Electronic Thesis and Dissertation Repository


Master of Science




Dr. Anthony Vandervoort

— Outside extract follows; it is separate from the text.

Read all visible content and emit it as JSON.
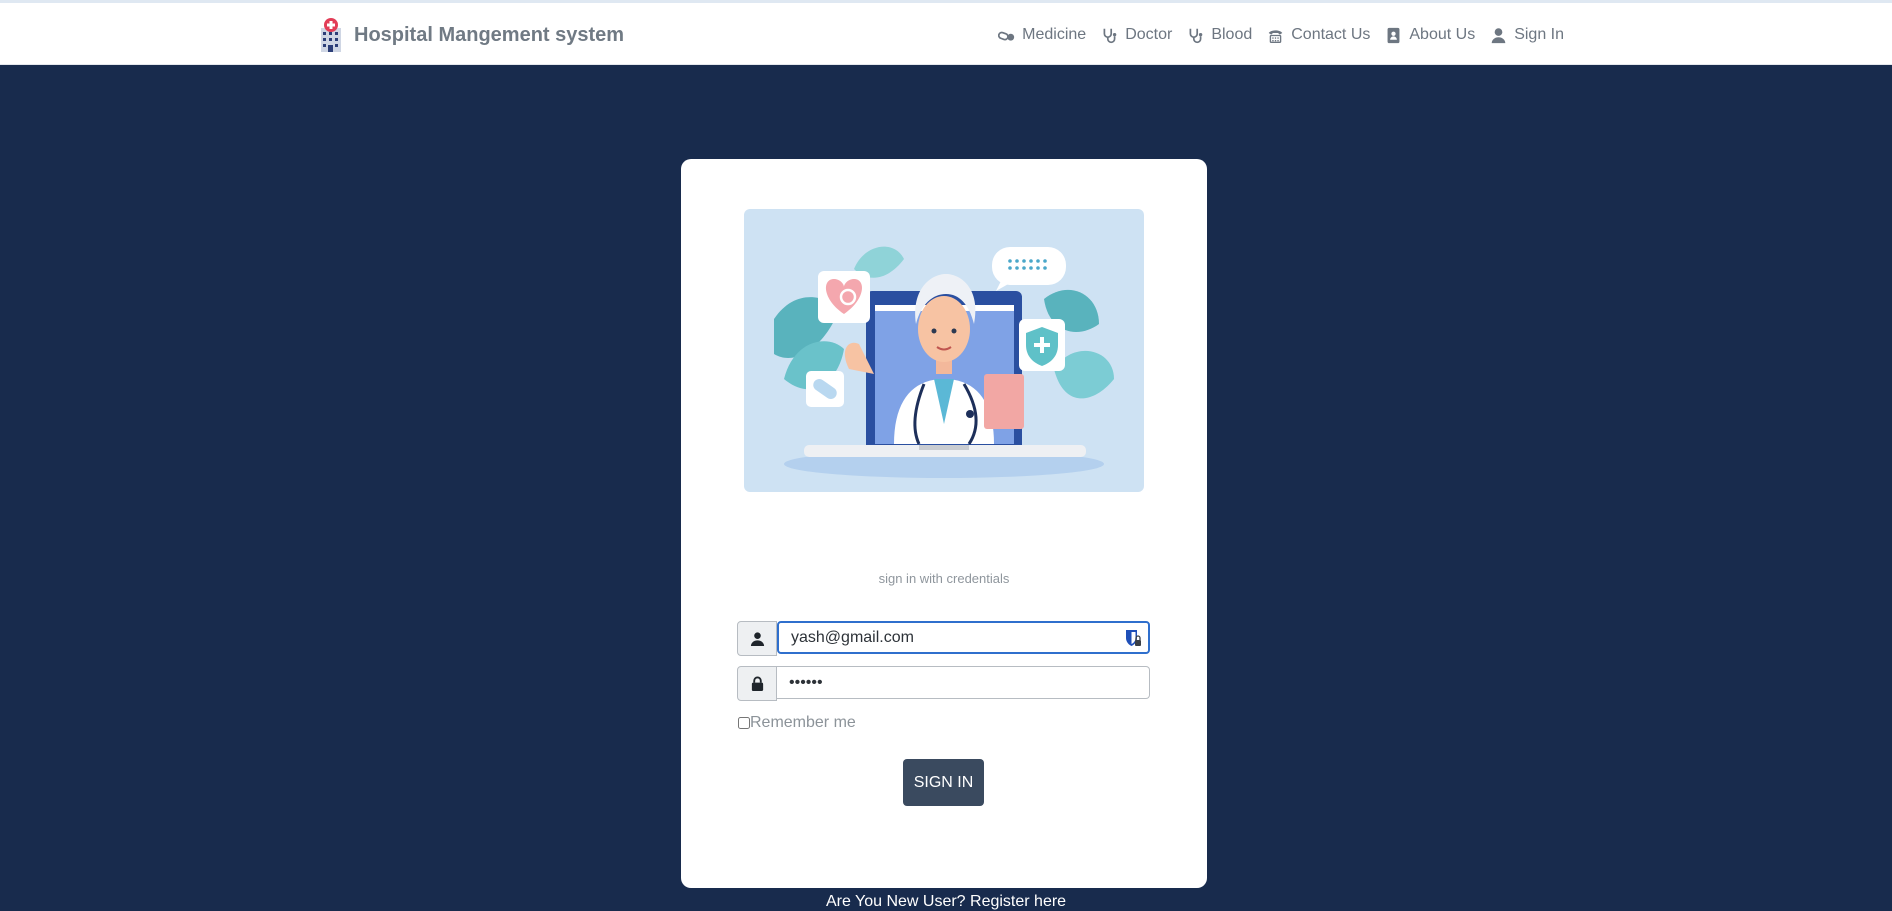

The force-velocity relationship of skeletal muscle dictates that with increasing velocity of muscle shortening there is an exponential decrease in force production. However, during lengthening muscle actions, with increasing velocity there is a rapid increase then plateau in force. It is unknown whether ECC strength continues to increase at very-fast velocities (>200o/s). PURPOSE: To investigate ECC strength of the dorsiflexors over a large range of velocities in younger and older men. METHODS: Isometric neuromuscular properties (voluntary & electrically evoked) were assessed at 40o of plantar flexion on a CYBEX dynamometer. Nine younger (~24y) and 9 older (~76y) healthy men performed, in random order, one isokinetic lengthening contraction over a 50o range of motion (5o DF- 45oPF) at ten angular velocities; 15, 30, 45, 60, 120, 210, 270, 300, 330, 360o/s. RESULTS: Participant voluntary activation was >99% in both older and younger. Older were 31% weaker than the young for ISO strength. At all velocities, old had a greater ECC:ISO ratio compared to young. Additionally, there was a velocity-dependence of strength in both groups, in which absolute ECC strength increased as velocity increased. Old and young ECC strength at 15o/s was 17% and 37% greater than ISO strength; while at 360o/s ECC strength was 49% and 88% greater, respectively. CONCLUSION: Both old and young had continuing increases in ECC ankle dorsiflexion strength as the velocity of the lengthening contraction increased. Furthermore, relative to isometric levels, the older group showed particularly enhanced torque production at the higher velocities of muscle lengthening.